Background information and a copy of the draft taxonomy will be supplied to preconference participants in advance. This session will provide a report on this work in progress. Consultants to the project will be on hand at the preconference and throughout the main conference to solicit additional feedback and comments from participants. Details on these opportunities will be provided at the time.
12:15 pmLunch with Jon Rubin of Conflict Kitchen
Conflict Kitchen, a take-out restaurant that only serves cuisine from countries with which the United States is in conflict, is a project of Pittsburgh-based artist Jon Rubin in collaboration with Dawn Weleski. They use food as a means to create a public space for engagement and storytelling that encourages political dialogue between strangers. Countries they have focused on include Venezuela, Cuba, Afghanistan, and Iran. In researching North Korea they discovered that the cuisine in many ways is very similar to that of South Korea. By serving food from North and South Korea they want to shed light on the human side of the conflict, cooking up coexistence through ethnic dishes regardless of the degree of controversy.
2:00 pmShaking Up
This funder-led conversation takes an in-depth look at a small number of exemplary programs that are breaking new ground right now.
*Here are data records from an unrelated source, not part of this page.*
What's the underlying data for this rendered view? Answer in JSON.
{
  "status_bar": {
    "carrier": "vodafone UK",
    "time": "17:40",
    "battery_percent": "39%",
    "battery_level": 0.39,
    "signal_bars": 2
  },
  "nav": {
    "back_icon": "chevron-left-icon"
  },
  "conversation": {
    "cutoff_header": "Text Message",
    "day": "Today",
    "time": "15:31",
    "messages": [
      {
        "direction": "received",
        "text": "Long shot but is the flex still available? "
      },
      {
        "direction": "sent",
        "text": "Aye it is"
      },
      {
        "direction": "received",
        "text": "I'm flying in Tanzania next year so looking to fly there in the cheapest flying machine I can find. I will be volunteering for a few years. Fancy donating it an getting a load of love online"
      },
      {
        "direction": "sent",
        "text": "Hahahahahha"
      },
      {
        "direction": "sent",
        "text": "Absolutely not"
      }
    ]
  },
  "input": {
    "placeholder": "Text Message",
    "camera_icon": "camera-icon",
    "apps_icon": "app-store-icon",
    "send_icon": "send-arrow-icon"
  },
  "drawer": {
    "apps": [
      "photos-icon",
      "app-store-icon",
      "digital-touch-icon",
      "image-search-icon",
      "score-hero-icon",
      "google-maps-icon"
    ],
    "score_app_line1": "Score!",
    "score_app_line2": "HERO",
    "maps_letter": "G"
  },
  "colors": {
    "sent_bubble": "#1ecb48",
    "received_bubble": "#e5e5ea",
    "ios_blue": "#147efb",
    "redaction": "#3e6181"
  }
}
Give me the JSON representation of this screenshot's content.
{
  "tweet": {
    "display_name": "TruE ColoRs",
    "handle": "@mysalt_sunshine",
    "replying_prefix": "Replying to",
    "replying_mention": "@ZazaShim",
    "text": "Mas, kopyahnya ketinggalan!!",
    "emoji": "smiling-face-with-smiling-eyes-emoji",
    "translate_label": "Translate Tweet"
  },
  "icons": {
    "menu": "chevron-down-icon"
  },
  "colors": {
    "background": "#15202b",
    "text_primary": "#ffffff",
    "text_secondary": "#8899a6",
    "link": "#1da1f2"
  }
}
Presenting are: Ben Cameron, Doris Duke Charitable Foundation, on the Doris Duke Performing Artist Awards; Tony Grant, Sustainable Arts Foundation, on supporting artists and writers with families; and Carolyn Somers, Joan Mitchell Foundation on the Creating a Living Legacy (CALL) program.
3:00 pmNetworking break
3:15 pmSpeaking Up
Artists share their vision and ideas for the future of our work and the consequences that work will have on their own. A three-person artist panel will speak in-depth on this topic, and an additional half-dozen artists, who will be participating in the full preconference, will be asked to reflect on the day.
The artist panel is moderated by playwright, director, and actor Ain Gordon. The panel comprises composer and performance artist Byron Au Yong, filmmaker Andrew Okpeaha MacLean, and choreographer and multi-disciplinary artist Ann Carlson.
Artists have been invited from the Philadelphia area and beyond to participate in the full preconference, providing perspective during the plenary sessions and helping to shape lunchtime conversations. Invited artists include Isaac Lin, Magda Martinez, Trapeta B. Mayson, Adelheid Mers, and Tina Morton.
Closing remarks, followed by a reception in the Asian Arts Initiative gallery; on view is In Plain Site: Isaac Lin.
Walk to hotel (approximately three blocks)
Support for Individual Artists Preconference Planning Committee:
- Melissa Franklin (co-chair), Director, Pew Fellowships, The Pew Center for Arts & Heritage
- Esther Grimm (co-chair), Executive Director, 3Arts
- Abigail Guay, Program Manager, Grantmakers in the Arts
- Tommer Peterson, Deputy Director and Director of Programs, Grantmakers in the Arts
This preconference is supported by 3Arts, Joan Mitchell Foundation, The Pew Center for Arts & Heritage.